Without scoring a single point, Randy Troyer had just turned in the game of his life.
West Jessamine's senior guard had locked up Hazard's Josh Whitaker, holding the Bulldogs star to one second-half field goal as Troyer's Colts rallied for a 51-40 win in the first round of the National City Boys' Sweet Sixteen in Rupp Arena on Wednesday.
Afterward, however, Troyer was remembering someone lost.
"He had a real fiery nature," said the senior. "If you scored a (soccer) goal, he'd be up in your face, yelling for you, encouraging you and stuff. To lose him like that. He's like the cornerstone of our team, our community and our school.
Sign Up and Save
Get six months of free digital access to the Lexington Herald-Leader
"It hasn't really sunk in yet, to be honest."
Troyer was talking about the letters R.R. written in ink on his shoes.
R.R. for Ryan Robinson.
"Even at the funeral, it was kind of surreal," Troyer said, "just thinking, 'He's my buddy, and he's not going to be back anymore.' "
Troyer halted, a bit choked up, his eyes a bit wet, just for a second.
It's been an emotional and unthinkable last two weeks at the high school of 1,040 students in Nicholasville.
On March 10, Robinson, a 17-year-old junior and star soccer player, died at the University of Kentucky Hospital two days after being diagnosed with an aggressive strain of the staph infection known as MRSA.
Later that night, the West Jessamine Colts beat McCreary Central to win the 12th Region title and earn the school's first trip to the boys' state basketball tournament.
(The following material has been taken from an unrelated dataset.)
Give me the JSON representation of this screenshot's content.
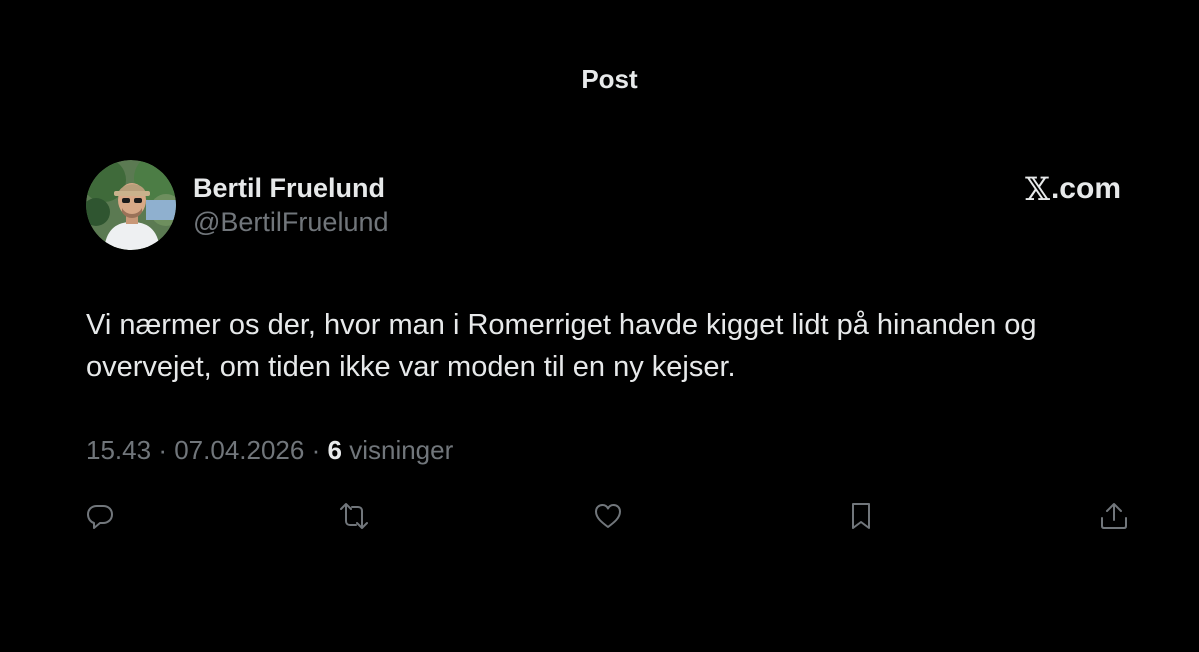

"We had several players that were close to Ryan," Robert Hammonds, West's third-year coach, said Wednesday. "He was just a tremendous student-athlete at our school, and it was a tremendous loss for the whole community."
"We played on the soccer team together," said Jonathan Rehner, a senior forward who scored 10 points Wednesday. "Just Thursday, before he went into the hospital on Saturday, I saw him at school."
After he was first diagnosed with the flu on that Friday, March 6, Robinson's condition rapidly deteriorated. By Sunday, he had been diagnosed with MRSA, a fast-moving infection resistant to antibiotics. By Monday, Robinson was in critical condition at UK. He died Tuesday afternoon shortly after being taken off life support.
That night, with the players penning R.R. on their shoes, or writing "In Memory of Ryan Robinson," the Colts defeated McCreary Central 47-42 to win the region.
"You had the lowest of the lows, one of your teammates and classmates passing away, and the highest of the highs, winning the region championship and getting to go to Rupp," said Troyer.
The Colts admitted they were nervous in Rupp on Wednesday. They fell behind 30-24 at the half and trailed 37-26 with 5:19 left in the third when Whitaker nailed his third three-pointer, bringing his point total to 17.
That would be Whitaker's last field goal. Having stepped up the second half to assume defensive duties on the Hazard star, Troyer, with help from his teammates, held the 6-foot junior to one free throw the rest of the way.
Asked about the comeback, Colts star Jarrod Polson pointed at Troyer and said, "It started with this man."
Yet the high is never far from the low. Who can imagine a sudden and cruel human loss, followed so closely by a celebrated group accomplishment?
"(It makes you) appreciate each other and appreciate what we've been able to accomplish," said Hammonds. "But then again, you realize how precious life is."
"It's amazing how many people he knew," Rehner said of Robinson. "We went to a memorial, and there were hundreds of people that I didn't even know. It just shows his personality, of how outgoing he was."
And someone not to be forgotten.
"You know that he would want you to keep going, that he would want you to keep playing," Troyer said. "He would be up in the stands, yelling and screaming and going crazy, too. We feed off that."